“By history I mean a corrosive sense of the contradictions and multiple material-semiotic processes at the heart of scientific knowledge. History is not a completed past simply waiting to be applied to deepen a time probe or to give perspective. It is a discipline reworked by postmodern insights about always split, fragmented, and multiple subjects, identities, and collectivities. All units and actors cohere partially and provisionally, held together by complex material-semiotic-social practices. In the space opened up by such contradictions and multiplicities lies the possibility for reflexive responsibility for the shape of narrative fields.”
Donna Haraway, Primate Visions, p. 172
In Western common sense, nature appears as the ultimate truth, and science is there to reveal this truth and transfer it into applicable knowledge for political decision making, technological progress, and therapy. Yet, what ‘nature’ is, where it starts and ends, what it ‘tells us’, and especially what we can ‘learn’ from it, is not a natural matter but very much a process of human perception, exclusion, interpretation, and rationalization.
Thus the ideas about nature are embedded in how humans shape their environment, how they are themselves embedded in a sphere of ‘true’ knowledge, what they believe to be morally right, how they pose questions, and the horizon in which they search for answers. Limits in human understanding of the truth can be easily illustrated when looking back in history e.g. the idea that the earth is flat. Still, there is a wide spread believe that the ‘wrong’ knowledge which people had back then is corrected now, and although we might not know everything by now, we know it better.

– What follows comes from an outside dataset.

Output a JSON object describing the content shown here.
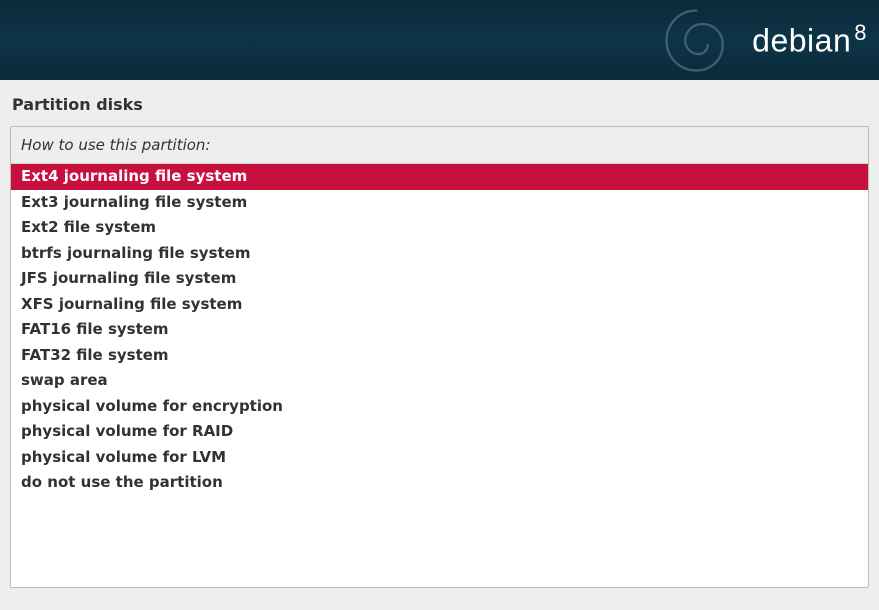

Thus, in modern common sense, our knowledge is not only seen as the truth of our time, but as timeless in its validity.
This insight into the construction of knowledge leads us to the perspective that there is no such thing as the ahistorical, ultimate truth. In consequence, it questions the basis of our living together, of how we ‘do’ things, of what we consider to be right or wrong. Does that mean we can’t do research anymore? It does not of course! It rather asks for a different way to approach things. It asks for doing research – likewise in social or natural sciences – that questions our judgements, that reflects their premises, and that rather asks: What is it we think we have found out? What is our interpretation of it? How did we get there? And what is the consequence of seeing things this way or another?
This blog poses those questions and more alike. And we invite everyone to join us questioning the most ‘natural facts’ that you and we are convinced of.